Problem requirements: In this exercise, return the whole listing exactly, excluding any images.
[Opening Task inputs section]
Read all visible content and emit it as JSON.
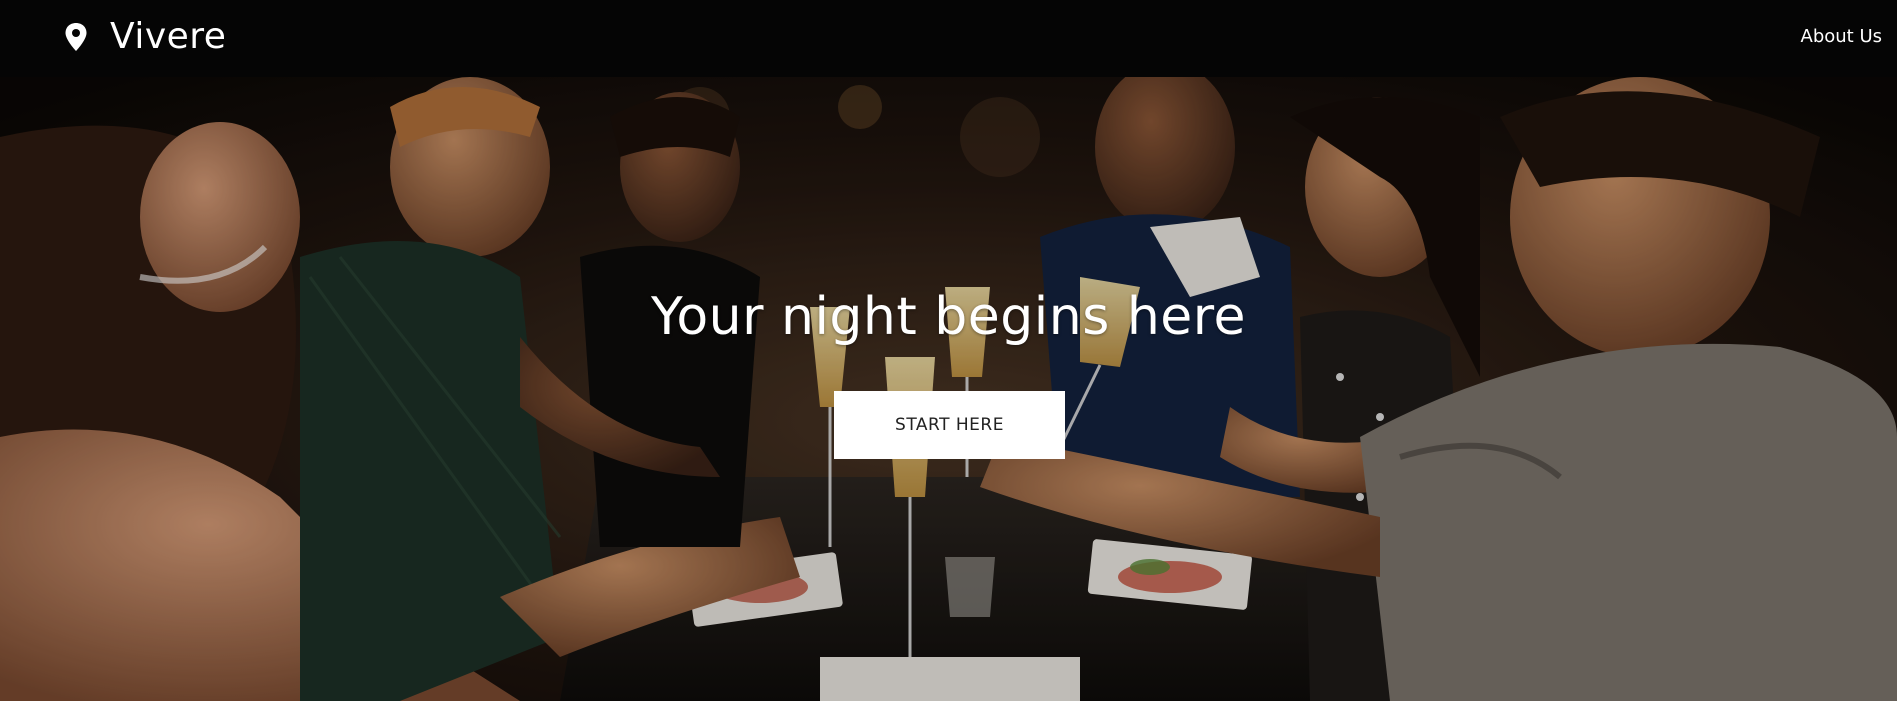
{
  "brand": {
    "name": "Vivere",
    "icon": "map-pin-icon"
  },
  "nav": {
    "about_label": "About Us"
  },
  "hero": {
    "title": "Your night begins here",
    "cta_label": "START HERE",
    "background_image": "friends-toasting-at-dinner-photo"
  },
  "colors": {
    "navbar_bg": "#050505",
    "text": "#ffffff",
    "cta_bg": "#ffffff",
    "cta_text": "#222222"
  }
}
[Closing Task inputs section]
Answer below:
Read all visible content and emit it as JSON.
{
  "brand": {
    "name": "Vivere",
    "icon": "map-pin-icon"
  },
  "nav": {
    "about_label": "About Us"
  },
  "hero": {
    "title": "Your night begins here",
    "cta_label": "START HERE",
    "background_image": "friends-toasting-at-dinner-photo"
  },
  "colors": {
    "navbar_bg": "#050505",
    "text": "#ffffff",
    "cta_bg": "#ffffff",
    "cta_text": "#222222"
  }
}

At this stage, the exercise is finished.